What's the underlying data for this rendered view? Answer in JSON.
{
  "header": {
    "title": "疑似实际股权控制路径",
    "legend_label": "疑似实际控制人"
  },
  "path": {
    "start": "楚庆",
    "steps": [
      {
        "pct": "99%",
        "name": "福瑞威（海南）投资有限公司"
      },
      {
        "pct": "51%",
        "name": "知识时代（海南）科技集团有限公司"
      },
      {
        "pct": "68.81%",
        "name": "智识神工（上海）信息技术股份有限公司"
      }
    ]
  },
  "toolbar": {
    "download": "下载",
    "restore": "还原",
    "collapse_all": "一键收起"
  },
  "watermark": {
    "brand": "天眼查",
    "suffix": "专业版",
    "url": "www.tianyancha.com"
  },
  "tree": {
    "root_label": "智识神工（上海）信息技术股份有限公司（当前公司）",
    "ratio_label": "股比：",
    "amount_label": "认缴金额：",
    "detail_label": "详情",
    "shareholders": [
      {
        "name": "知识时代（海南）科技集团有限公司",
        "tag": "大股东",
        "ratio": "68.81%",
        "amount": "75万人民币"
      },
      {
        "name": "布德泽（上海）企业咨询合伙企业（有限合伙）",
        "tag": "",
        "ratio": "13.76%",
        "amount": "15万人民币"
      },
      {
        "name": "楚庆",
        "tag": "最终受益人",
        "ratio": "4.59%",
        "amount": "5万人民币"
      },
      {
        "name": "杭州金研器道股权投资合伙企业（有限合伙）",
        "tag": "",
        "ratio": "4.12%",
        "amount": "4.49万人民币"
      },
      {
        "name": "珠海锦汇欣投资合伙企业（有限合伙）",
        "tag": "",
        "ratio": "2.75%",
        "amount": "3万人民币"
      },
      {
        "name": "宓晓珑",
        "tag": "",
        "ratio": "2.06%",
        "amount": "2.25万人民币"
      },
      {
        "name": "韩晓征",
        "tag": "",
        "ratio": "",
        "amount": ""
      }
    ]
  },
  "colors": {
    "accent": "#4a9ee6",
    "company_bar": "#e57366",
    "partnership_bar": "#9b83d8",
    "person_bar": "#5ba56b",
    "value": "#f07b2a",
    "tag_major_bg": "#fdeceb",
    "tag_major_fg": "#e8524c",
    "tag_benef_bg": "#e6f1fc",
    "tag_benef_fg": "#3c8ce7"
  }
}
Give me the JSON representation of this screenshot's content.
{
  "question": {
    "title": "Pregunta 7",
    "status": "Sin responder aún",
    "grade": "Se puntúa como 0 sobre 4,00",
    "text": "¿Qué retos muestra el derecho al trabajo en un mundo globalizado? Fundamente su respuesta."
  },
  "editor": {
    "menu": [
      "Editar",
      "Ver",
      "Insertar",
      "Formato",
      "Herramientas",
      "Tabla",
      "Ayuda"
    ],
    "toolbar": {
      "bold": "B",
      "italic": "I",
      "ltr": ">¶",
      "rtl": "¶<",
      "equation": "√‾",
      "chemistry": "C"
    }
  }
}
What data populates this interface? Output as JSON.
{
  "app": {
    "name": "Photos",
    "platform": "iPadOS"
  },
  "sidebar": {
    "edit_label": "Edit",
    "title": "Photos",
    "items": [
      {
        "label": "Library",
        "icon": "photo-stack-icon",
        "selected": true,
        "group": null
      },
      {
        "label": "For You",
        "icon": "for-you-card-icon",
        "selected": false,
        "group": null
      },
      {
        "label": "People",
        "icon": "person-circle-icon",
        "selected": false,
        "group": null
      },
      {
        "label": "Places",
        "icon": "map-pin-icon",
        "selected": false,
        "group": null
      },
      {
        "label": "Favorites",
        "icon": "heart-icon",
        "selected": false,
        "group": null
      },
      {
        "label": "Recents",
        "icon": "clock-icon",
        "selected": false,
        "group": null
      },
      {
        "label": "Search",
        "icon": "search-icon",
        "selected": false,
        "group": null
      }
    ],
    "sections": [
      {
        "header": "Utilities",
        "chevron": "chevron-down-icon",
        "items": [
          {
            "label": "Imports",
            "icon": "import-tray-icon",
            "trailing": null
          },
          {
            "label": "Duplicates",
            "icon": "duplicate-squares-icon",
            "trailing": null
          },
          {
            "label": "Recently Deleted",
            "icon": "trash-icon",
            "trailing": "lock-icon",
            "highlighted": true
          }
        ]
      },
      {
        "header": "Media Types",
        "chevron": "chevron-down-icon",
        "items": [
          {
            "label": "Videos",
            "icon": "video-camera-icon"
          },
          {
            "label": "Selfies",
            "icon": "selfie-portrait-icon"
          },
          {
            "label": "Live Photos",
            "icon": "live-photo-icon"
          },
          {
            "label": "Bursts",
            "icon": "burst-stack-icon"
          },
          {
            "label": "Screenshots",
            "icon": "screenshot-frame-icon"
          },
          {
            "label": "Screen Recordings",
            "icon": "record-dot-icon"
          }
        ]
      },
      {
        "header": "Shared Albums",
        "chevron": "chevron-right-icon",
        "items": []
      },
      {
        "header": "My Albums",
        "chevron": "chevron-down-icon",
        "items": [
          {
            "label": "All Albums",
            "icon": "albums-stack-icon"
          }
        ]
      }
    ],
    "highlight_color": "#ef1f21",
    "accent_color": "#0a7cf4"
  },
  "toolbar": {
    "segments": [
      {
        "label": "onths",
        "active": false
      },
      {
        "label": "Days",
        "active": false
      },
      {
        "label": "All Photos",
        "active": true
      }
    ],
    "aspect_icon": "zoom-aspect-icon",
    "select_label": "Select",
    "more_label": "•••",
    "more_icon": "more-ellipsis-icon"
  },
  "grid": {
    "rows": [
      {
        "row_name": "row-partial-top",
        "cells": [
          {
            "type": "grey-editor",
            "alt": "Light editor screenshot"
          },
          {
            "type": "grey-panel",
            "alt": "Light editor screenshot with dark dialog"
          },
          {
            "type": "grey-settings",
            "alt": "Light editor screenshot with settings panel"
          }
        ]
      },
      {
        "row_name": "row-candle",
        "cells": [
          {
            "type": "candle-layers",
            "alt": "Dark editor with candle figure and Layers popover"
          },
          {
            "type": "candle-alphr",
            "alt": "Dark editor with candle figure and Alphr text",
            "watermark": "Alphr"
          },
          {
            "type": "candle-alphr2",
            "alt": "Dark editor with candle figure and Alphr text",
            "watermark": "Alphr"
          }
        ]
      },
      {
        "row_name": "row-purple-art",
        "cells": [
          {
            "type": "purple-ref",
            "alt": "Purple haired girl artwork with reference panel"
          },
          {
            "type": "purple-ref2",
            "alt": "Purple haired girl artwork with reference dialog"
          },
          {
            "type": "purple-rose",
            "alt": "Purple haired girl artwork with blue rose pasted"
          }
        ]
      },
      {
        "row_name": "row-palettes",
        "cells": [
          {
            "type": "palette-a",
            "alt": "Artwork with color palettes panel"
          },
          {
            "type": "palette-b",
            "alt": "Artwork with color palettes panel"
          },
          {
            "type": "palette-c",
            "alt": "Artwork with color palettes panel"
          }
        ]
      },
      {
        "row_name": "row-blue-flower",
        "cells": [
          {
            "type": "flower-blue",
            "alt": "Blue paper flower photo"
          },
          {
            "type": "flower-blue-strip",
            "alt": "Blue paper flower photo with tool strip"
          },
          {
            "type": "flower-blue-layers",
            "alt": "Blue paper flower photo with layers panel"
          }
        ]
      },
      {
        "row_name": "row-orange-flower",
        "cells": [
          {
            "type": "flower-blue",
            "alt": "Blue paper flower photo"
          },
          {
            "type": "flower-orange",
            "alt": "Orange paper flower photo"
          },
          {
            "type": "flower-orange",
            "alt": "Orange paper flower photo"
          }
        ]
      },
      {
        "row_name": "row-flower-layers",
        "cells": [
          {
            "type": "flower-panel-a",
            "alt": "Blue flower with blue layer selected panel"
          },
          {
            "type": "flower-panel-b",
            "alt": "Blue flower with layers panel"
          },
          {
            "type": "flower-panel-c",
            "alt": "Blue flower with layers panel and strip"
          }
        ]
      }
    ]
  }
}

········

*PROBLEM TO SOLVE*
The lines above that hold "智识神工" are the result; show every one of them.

*RESPONSE TO THE EXERCISE*
        "name": "智识神工（上海）信息技术股份有限公司"
    "root_label": "智识神工（上海）信息技术股份有限公司（当前公司）",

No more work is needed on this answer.